Action item:
Below are some entries; state how many of their lines include the word "title" and give no more than that number.

Excerpts from an interface dataset
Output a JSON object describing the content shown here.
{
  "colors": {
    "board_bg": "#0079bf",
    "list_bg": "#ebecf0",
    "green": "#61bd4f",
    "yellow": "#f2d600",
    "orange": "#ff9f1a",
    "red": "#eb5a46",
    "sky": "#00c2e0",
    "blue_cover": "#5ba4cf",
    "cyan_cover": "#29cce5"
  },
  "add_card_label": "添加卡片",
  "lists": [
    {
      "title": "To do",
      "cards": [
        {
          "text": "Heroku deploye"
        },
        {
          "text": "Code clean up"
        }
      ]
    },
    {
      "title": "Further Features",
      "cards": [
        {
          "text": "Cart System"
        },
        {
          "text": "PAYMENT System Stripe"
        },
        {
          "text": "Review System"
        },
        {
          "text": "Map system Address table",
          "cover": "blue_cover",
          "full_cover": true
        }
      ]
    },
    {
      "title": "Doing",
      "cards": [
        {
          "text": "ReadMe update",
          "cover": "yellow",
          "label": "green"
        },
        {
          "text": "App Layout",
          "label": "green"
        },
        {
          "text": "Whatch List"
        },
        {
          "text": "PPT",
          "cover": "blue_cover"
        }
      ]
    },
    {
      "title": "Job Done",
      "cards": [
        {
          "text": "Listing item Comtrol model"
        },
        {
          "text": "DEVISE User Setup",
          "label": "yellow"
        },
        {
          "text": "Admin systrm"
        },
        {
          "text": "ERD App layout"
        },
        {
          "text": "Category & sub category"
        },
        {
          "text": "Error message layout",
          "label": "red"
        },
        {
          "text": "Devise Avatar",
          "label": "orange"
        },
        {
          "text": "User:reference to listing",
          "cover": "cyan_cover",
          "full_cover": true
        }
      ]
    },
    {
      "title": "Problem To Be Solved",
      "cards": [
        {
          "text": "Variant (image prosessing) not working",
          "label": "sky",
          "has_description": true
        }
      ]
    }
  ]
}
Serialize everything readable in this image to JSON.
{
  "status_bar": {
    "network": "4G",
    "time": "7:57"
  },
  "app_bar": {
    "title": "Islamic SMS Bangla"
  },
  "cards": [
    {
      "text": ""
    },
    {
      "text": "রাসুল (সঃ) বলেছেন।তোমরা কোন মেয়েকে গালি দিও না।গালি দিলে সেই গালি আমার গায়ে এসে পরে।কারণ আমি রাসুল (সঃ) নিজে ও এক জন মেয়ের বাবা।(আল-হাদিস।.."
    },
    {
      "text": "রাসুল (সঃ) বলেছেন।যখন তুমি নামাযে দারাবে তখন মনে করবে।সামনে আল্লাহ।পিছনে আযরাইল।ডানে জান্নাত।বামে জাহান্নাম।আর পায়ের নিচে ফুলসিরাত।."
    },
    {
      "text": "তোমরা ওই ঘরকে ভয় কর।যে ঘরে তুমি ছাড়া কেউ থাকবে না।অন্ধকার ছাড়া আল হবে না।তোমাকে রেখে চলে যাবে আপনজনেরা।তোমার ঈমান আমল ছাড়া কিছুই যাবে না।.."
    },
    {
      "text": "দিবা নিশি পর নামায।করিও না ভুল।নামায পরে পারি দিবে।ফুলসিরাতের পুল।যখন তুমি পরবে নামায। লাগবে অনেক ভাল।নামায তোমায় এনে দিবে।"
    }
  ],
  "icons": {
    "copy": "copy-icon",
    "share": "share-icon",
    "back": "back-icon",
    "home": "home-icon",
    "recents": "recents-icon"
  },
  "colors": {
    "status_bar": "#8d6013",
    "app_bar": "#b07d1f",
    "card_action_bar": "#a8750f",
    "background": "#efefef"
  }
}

Reply:
6